Apps are easier to find. App stores have become an important way for consumers to discover content. To find a mobile app, customers simply need to search for the bank’s brand name in the app store. Furthermore, mobile banking apps often appear in the list of most popular free apps — which creates additional promotion. Banks promote their native apps heavily since it positions the firm as an innovation leader and associates their own brand to other popular brands like Apple. By contrast, it is more difficult for customers to find out about their bank’s mobile banking Web site domain. Initiatives like dotMobi, with specific domains for mobile-dedicated sites still suffer because it is not clear which sites carry the .mobi extension and which don't. Furthermore, — since mobile search is in its infancy —searching via search engines like Google require additional effort.
Earlier this week, Ulster Bank announced that it launched the first free mobile banking app in Ireland for the iPhone. The bank follows many other European banks that have jumped on the iPhone app bandwagon in the past 18 months.
In a report titled "The State Of Mobile Banking In Europe: 2010" that I published earlier this year, I argued that thanks to its large-screen, touch-screen interface, the app store, and the fact that it mostly comes with fast all-you-can-eat data plans, it opened many people’s eyes for the potential of the mobile channel. In fact, iPhone users are about three times as likely to use mobile banking as other mobile phone users.
Of the 42 largest banks in the UK, Germany, France, Italy, Spain, the Netherlands, and Sweden, as many as 28 now offer iPhone banking apps — a whopping 67%. Although their launch has generated a lot of free PR, these iPhone apps have limited reach today. According to Forrester’s Consumer Technographics data, only about 2% of European mobile phone users have an iPhone and no individual country exceeds 4% adoption.

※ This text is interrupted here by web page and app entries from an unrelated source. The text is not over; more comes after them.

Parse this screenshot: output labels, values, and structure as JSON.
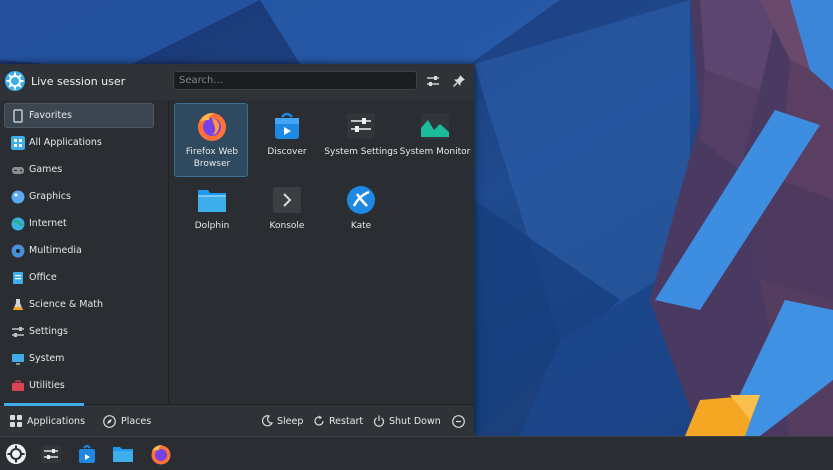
{
  "launcher": {
    "user_name": "Live session user",
    "search_placeholder": "Search...",
    "header_icons": [
      "configure-icon",
      "pin-icon"
    ],
    "categories": [
      {
        "label": "Favorites",
        "icon": "bookmark-icon",
        "selected": true
      },
      {
        "label": "All Applications",
        "icon": "grid-icon"
      },
      {
        "label": "Games",
        "icon": "gamepad-icon"
      },
      {
        "label": "Graphics",
        "icon": "palette-icon"
      },
      {
        "label": "Internet",
        "icon": "globe-icon"
      },
      {
        "label": "Multimedia",
        "icon": "media-icon"
      },
      {
        "label": "Office",
        "icon": "document-icon"
      },
      {
        "label": "Science & Math",
        "icon": "flask-icon"
      },
      {
        "label": "Settings",
        "icon": "settings-icon"
      },
      {
        "label": "System",
        "icon": "monitor-icon"
      },
      {
        "label": "Utilities",
        "icon": "toolbox-icon"
      }
    ],
    "apps": [
      {
        "label": "Firefox Web Browser",
        "icon": "firefox-icon",
        "selected": true
      },
      {
        "label": "Discover",
        "icon": "discover-icon"
      },
      {
        "label": "System Settings",
        "icon": "system-settings-icon"
      },
      {
        "label": "System Monitor",
        "icon": "system-monitor-icon"
      },
      {
        "label": "Dolphin",
        "icon": "folder-icon"
      },
      {
        "label": "Konsole",
        "icon": "terminal-icon"
      },
      {
        "label": "Kate",
        "icon": "kate-icon"
      }
    ],
    "footer": {
      "applications_label": "Applications",
      "places_label": "Places",
      "sleep_label": "Sleep",
      "restart_label": "Restart",
      "shutdown_label": "Shut Down"
    }
  },
  "taskbar": {
    "items": [
      "kde-launcher-icon",
      "system-settings-icon",
      "discover-icon",
      "folder-icon",
      "firefox-icon"
    ]
  },
  "colors": {
    "accent": "#3daee9",
    "panel": "#2a2e32",
    "wallpaper_blue": "#1d3f86",
    "wallpaper_orange": "#f5a623"
  }
}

To reach more customers, many banks are launching apps for other platforms these days. So far, 12 out of the 42 European banks we reviewed offer apps for Android (29%). But only two banks (5%) — Spain’s la Caixa and Germany’s Sparkasse — can be found on RIM’s BlackBerry App World.